(WHAT IS EXPECTED): Go through the lines below and copy each one that holds the string "this".

(STUDY MATERIAL):
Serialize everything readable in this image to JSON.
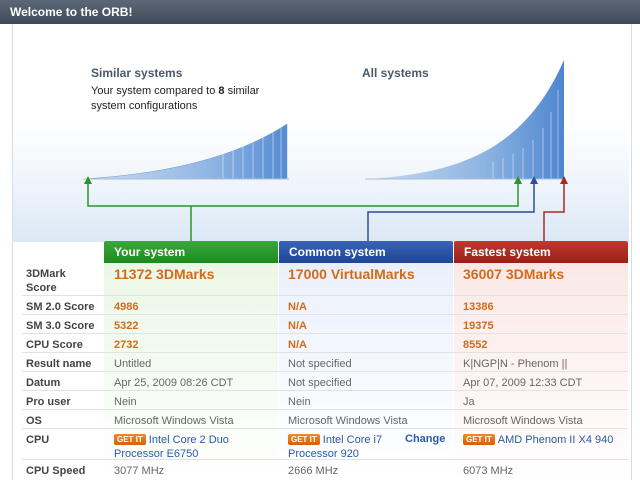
{
  "window": {
    "title": "Welcome to the ORB!"
  },
  "charts": {
    "similar": {
      "title": "Similar systems",
      "desc_prefix": "Your system compared to ",
      "count": "8",
      "desc_suffix": " similar system configurations"
    },
    "all": {
      "title": "All systems"
    }
  },
  "colors": {
    "your": "#2a962a",
    "common": "#2b4f9e",
    "fastest": "#a52a22",
    "accent": "#d46a1a"
  },
  "columns": {
    "your": "Your system",
    "common": "Common system",
    "fastest": "Fastest system"
  },
  "rows": [
    {
      "label": "3DMark Score",
      "your": "11372 3DMarks",
      "common": "17000 VirtualMarks",
      "fastest": "36007 3DMarks"
    },
    {
      "label": "SM 2.0 Score",
      "your": "4986",
      "common": "N/A",
      "fastest": "13386"
    },
    {
      "label": "SM 3.0 Score",
      "your": "5322",
      "common": "N/A",
      "fastest": "19375"
    },
    {
      "label": "CPU Score",
      "your": "2732",
      "common": "N/A",
      "fastest": "8552"
    },
    {
      "label": "Result name",
      "your": "Untitled",
      "common": "Not specified",
      "fastest": "K|NGP|N - Phenom ||"
    },
    {
      "label": "Datum",
      "your": "Apr 25, 2009 08:26 CDT",
      "common": "Not specified",
      "fastest": "Apr 07, 2009 12:33 CDT"
    },
    {
      "label": "Pro user",
      "your": "Nein",
      "common": "Nein",
      "fastest": "Ja"
    },
    {
      "label": "OS",
      "your": "Microsoft Windows Vista",
      "common": "Microsoft Windows Vista",
      "fastest": "Microsoft Windows Vista"
    },
    {
      "label": "CPU",
      "your": "Intel Core 2 Duo Processor E6750",
      "common": "Intel Core i7 Processor 920",
      "fastest": "AMD Phenom II X4 940"
    },
    {
      "label": "CPU Speed",
      "your": "3077 MHz",
      "common": "2666 MHz",
      "fastest": "6073 MHz"
    }
  ],
  "get_it_label": "GET IT",
  "change_label": "Change"
}
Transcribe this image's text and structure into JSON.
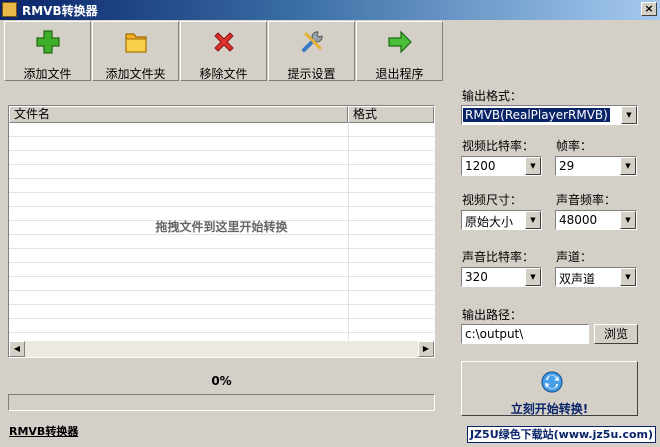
{
  "window": {
    "title": "RMVB转换器",
    "close_label": "×"
  },
  "toolbar": {
    "add_file": "添加文件",
    "add_folder": "添加文件夹",
    "remove_file": "移除文件",
    "settings": "提示设置",
    "exit": "退出程序"
  },
  "file_list": {
    "columns": [
      "文件名",
      "格式"
    ],
    "hint": "拖拽文件到这里开始转换",
    "rows": []
  },
  "progress": {
    "label": "0%",
    "value": 0
  },
  "status": {
    "app_name": "RMVB转换器"
  },
  "settings": {
    "output_format_label": "输出格式：",
    "output_format_value": "RMVB(RealPlayerRMVB)",
    "video_bitrate_label": "视频比特率：",
    "video_bitrate_value": "1200",
    "frame_rate_label": "帧率：",
    "frame_rate_value": "29",
    "video_size_label": "视频尺寸：",
    "video_size_value": "原始大小",
    "audio_freq_label": "声音频率：",
    "audio_freq_value": "48000",
    "audio_bitrate_label": "声音比特率：",
    "audio_bitrate_value": "320",
    "channel_label": "声道：",
    "channel_value": "双声道",
    "output_path_label": "输出路径：",
    "output_path_value": "c:\\output\\",
    "browse_label": "浏览",
    "start_label": "立刻开始转换!"
  },
  "banner": {
    "text": "JZ5U绿色下载站(www.jz5u.com)"
  },
  "icons": {
    "add": "plus-icon",
    "folder": "folder-icon",
    "remove": "x-icon",
    "settings": "tools-icon",
    "exit": "arrow-right-icon",
    "start": "convert-icon"
  }
}
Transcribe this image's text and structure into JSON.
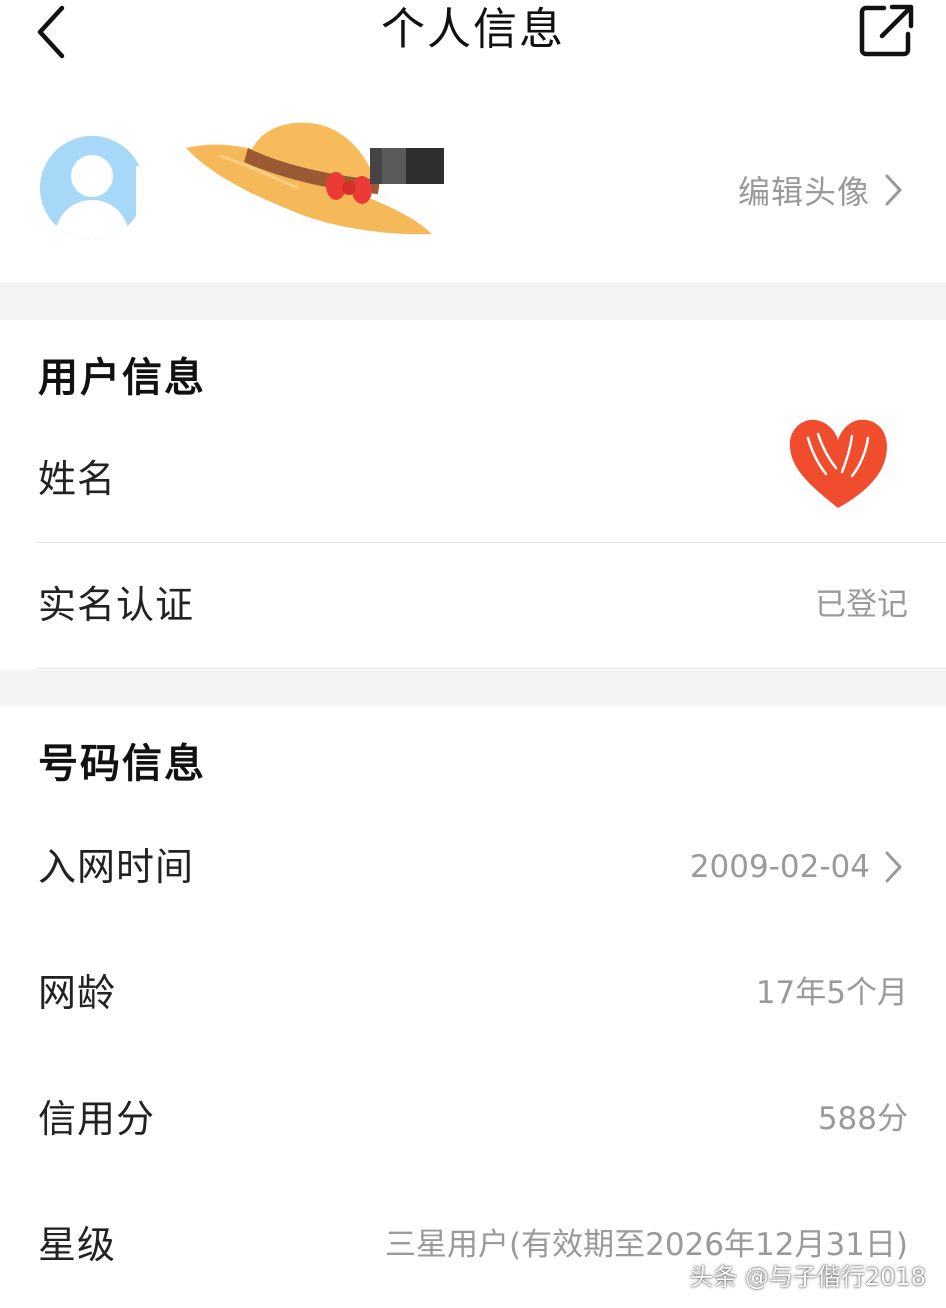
{
  "header": {
    "title": "个人信息",
    "back_icon": "chevron-left-icon",
    "share_icon": "share-external-icon"
  },
  "profile": {
    "edit_avatar_label": "编辑头像",
    "avatar_color": "#9ed3f6"
  },
  "user_info": {
    "title": "用户信息",
    "rows": [
      {
        "label": "姓名",
        "value": ""
      },
      {
        "label": "实名认证",
        "value": "已登记"
      }
    ]
  },
  "number_info": {
    "title": "号码信息",
    "rows": [
      {
        "label": "入网时间",
        "value": "2009-02-04"
      },
      {
        "label": "网龄",
        "value": "17年5个月"
      },
      {
        "label": "信用分",
        "value": "588分"
      },
      {
        "label": "星级",
        "value": "三星用户(有效期至2026年12月31日)"
      }
    ]
  },
  "watermark": "头条 @与子偕行2018",
  "colors": {
    "label_text": "#222222",
    "value_text": "#9a9a9a",
    "divider": "#e6e6e6",
    "section_gap": "#f4f4f4"
  }
}
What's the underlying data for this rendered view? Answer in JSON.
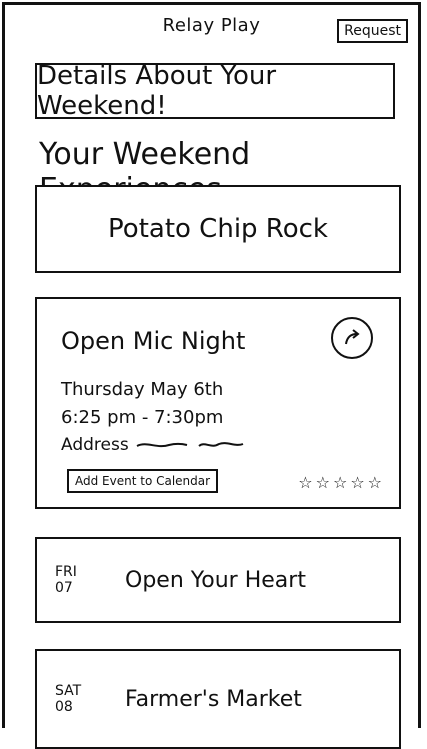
{
  "app": {
    "title": "Relay Play",
    "request_label": "Request"
  },
  "banner": {
    "text": "Details About Your Weekend!"
  },
  "section": {
    "title": "Your Weekend Experiences"
  },
  "featured": {
    "title": "Potato Chip Rock"
  },
  "event": {
    "title": "Open Mic Night",
    "date": "Thursday May 6th",
    "time": "6:25 pm - 7:30pm",
    "address_label": "Address",
    "add_calendar_label": "Add Event to Calendar",
    "rating_stars": "☆☆☆☆☆",
    "share_icon": "share-arrow-icon"
  },
  "list": [
    {
      "day": "FRI",
      "date": "07",
      "title": "Open Your Heart"
    },
    {
      "day": "SAT",
      "date": "08",
      "title": "Farmer's Market"
    }
  ]
}
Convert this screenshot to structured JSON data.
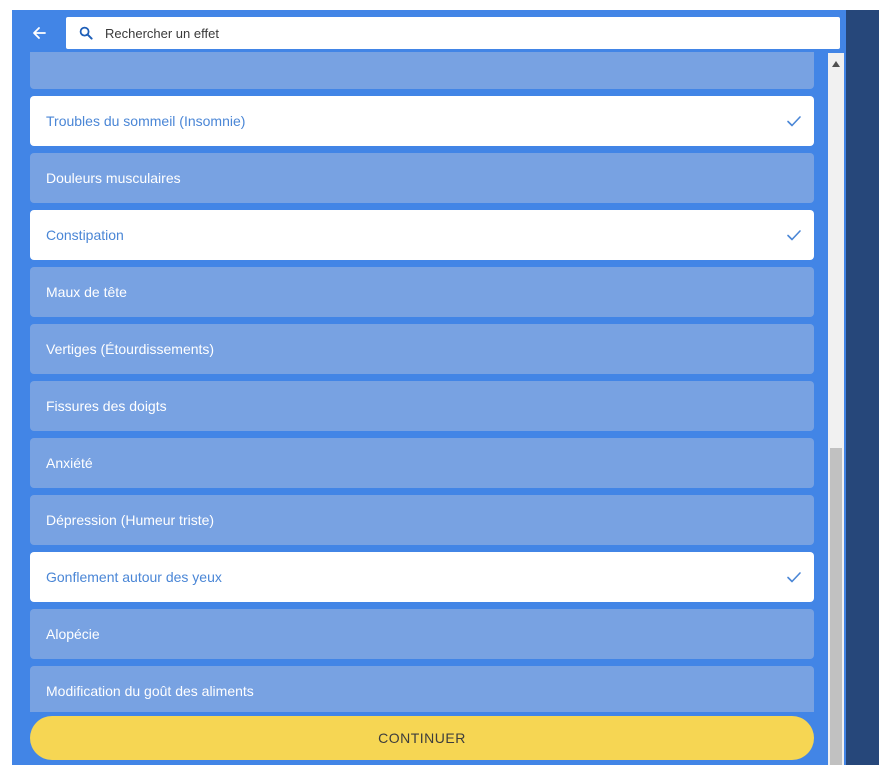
{
  "header": {
    "back_icon": "arrow-left-icon",
    "search_icon": "search-icon",
    "search_placeholder": "Rechercher un effet",
    "search_value": ""
  },
  "list": {
    "items": [
      {
        "label": "",
        "selected": false
      },
      {
        "label": "Troubles du sommeil (Insomnie)",
        "selected": true
      },
      {
        "label": "Douleurs musculaires",
        "selected": false
      },
      {
        "label": "Constipation",
        "selected": true
      },
      {
        "label": "Maux de tête",
        "selected": false
      },
      {
        "label": "Vertiges (Étourdissements)",
        "selected": false
      },
      {
        "label": "Fissures des doigts",
        "selected": false
      },
      {
        "label": "Anxiété",
        "selected": false
      },
      {
        "label": "Dépression (Humeur triste)",
        "selected": false
      },
      {
        "label": "Gonflement autour des yeux",
        "selected": true
      },
      {
        "label": "Alopécie",
        "selected": false
      },
      {
        "label": "Modification du goût des aliments",
        "selected": false
      }
    ],
    "check_icon": "checkmark-icon"
  },
  "footer": {
    "continue_label": "CONTINUER"
  },
  "colors": {
    "app_background": "#4285e6",
    "item_unselected": "#78a2e2",
    "item_selected": "#ffffff",
    "selected_text": "#4a86d6",
    "continue_button": "#f6d653",
    "right_strip": "#26477a"
  }
}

(SOLUTION TO THE PROBLEM):
Serialize everything readable in this image to JSON.
Transcribe this image's text and structure into JSON.
Transcribe this image's text and structure into JSON.
What's the underlying data for this rendered view? Answer in JSON.
Convert this screenshot to structured JSON data.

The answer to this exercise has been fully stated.